373. They told you?—No, they did not. I took it for granted. Nobody told me. It was because I had always seen them previously in blue shirts that I inferred they would be wearing them and was practically certain they would be.

374. I take it this is what happened. You got tickets with an intimation that it was essential for you to insert on each card the name of the visitor; that you gave the tickets, or sent them, to a friend and that friend gave the tickets to the two gentlemen named?—Yes.

375. Would you not have thought that would have been sufficient authority to bring them into the House from the gate?—How do you mean?

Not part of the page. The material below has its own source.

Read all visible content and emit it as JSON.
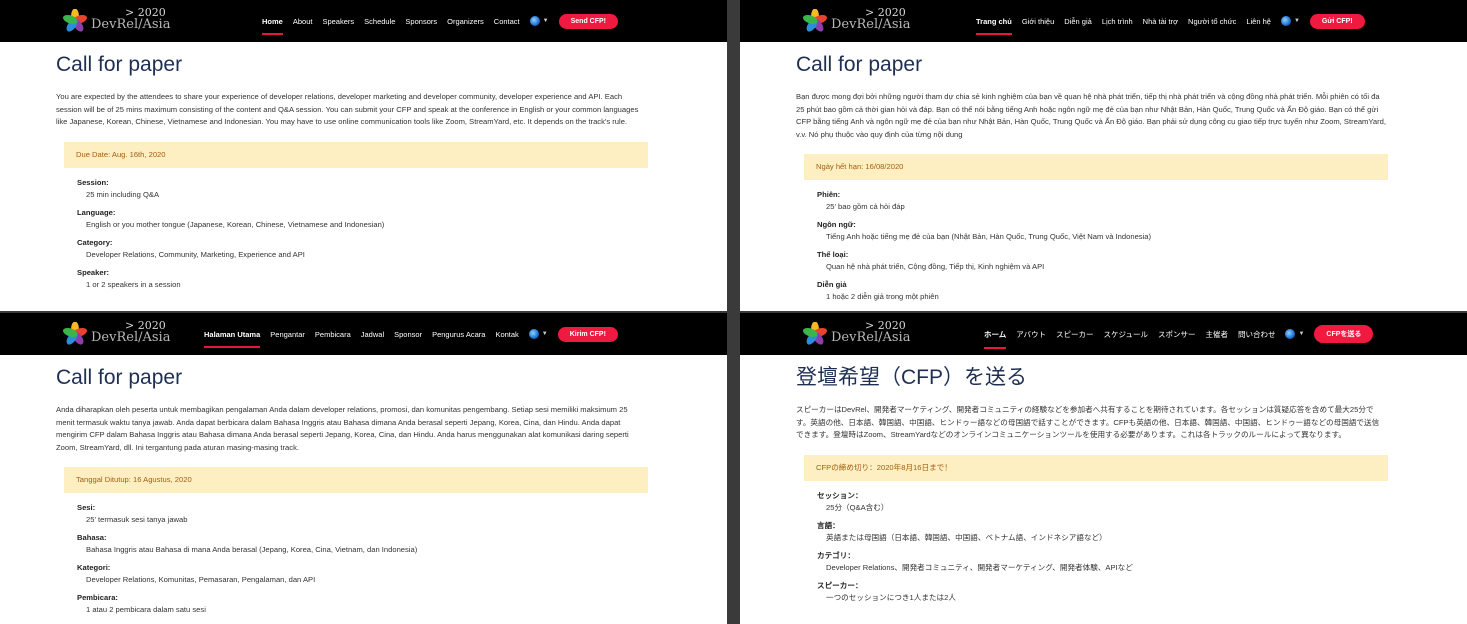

376. Did you not think the possession of these tickets was sufficient authority to bring them into the House?—From the gate, certainly.

377. Do you know if they presented themselves before you got down there?— No, they did not.

378. How did you know they were there?—Because I arranged to meet them there and conduct them in. I met them as they approached Leinster House; they were only coming to the gate. I do that constantly with my visitors for this reason, that several visitors of mine have been kept waiting for a very long time down at the rather uncomfortable place that is called a gate-house and I wished to avoid that, and I very often go down to meet my visitors. I always do that unless I am otherwise engaged.

379. Cathaoirleach.—I think it would be fair to Senator Miss Browne, where the same question was asked her before, that she should be told, so as to prevent her contradicting herself. Otherwise it would be tantamount to cross-examination.

Senator Johnson.—I am trying to reconcile the statements.

Cathaoirleach.—She gave specific answers to those questions previously and we must take them as true.

Senator Johnson.—I am not doubting Miss Browne’s word, but I am wondering how to reconcile some of the statements.

Cathaoirleach.—I will ask you to indicate to her what she said before so that she may know.

380. Senator Johnson.—I will do so. What I want to have made quite clear is the answer you made to Senator O’Hanlon and Senator Colonel Moore. When Senator O’Hanlon asked you: “There is no suggestion that you were bringing these visitors as a test—it was just in the ordinary way?” you said: “I brought the visitors in the ordinary way. It was intimated to me that these gentlemen wanted to come to the Seanad.” Senator Colonel Moore then asked: “It was not meant by you as a sort of challenge?” I wanted to find out how it happened that a week before the occasion you knew exactly how these gentlemen would be dressed and you knew exactly the time they would be arriving and you sent the tickets without having the names written on them?—I arranged the time they were to come myself. I generally do that. I always ask visitors to come about a quarter to three or thereabouts, so that I can bring them up. When the Seanad begins I dislike being called out of the Seanad, which constantly happens. I never write the visitor’s name on a ticket. I believe it is never done by a member of the Oireachtas.

381. That is not quite right?—I have never done it. I asked several members of the Oireachtas have they ever written a name on a ticket and they said “No.”

382. Senator Wilson.—Usually the attendant writes the name?—The attendant asks them to write their names or writes their names.

383. Senator Johnson.—Will you tell us the name of the friend to whom you sent the tickets?—Yes, Mr. Gunning.

384. Who is Mr. Gunning?—He is another Blue Shirt, if you want to know, a friend of these gentlemen. He was the only person I could reach in the time. I have very little time from the time my train arrives. I had no time to meet these gentlemen and, in passing, Mr. Gunning was the person nearest to me to whom I knew I could easily give my visitors’ tickets.

385. Is he an official in the organisation?—Yes.

Cathaoirleach.—Thank you very much, Miss Browne.

The witness withdrew.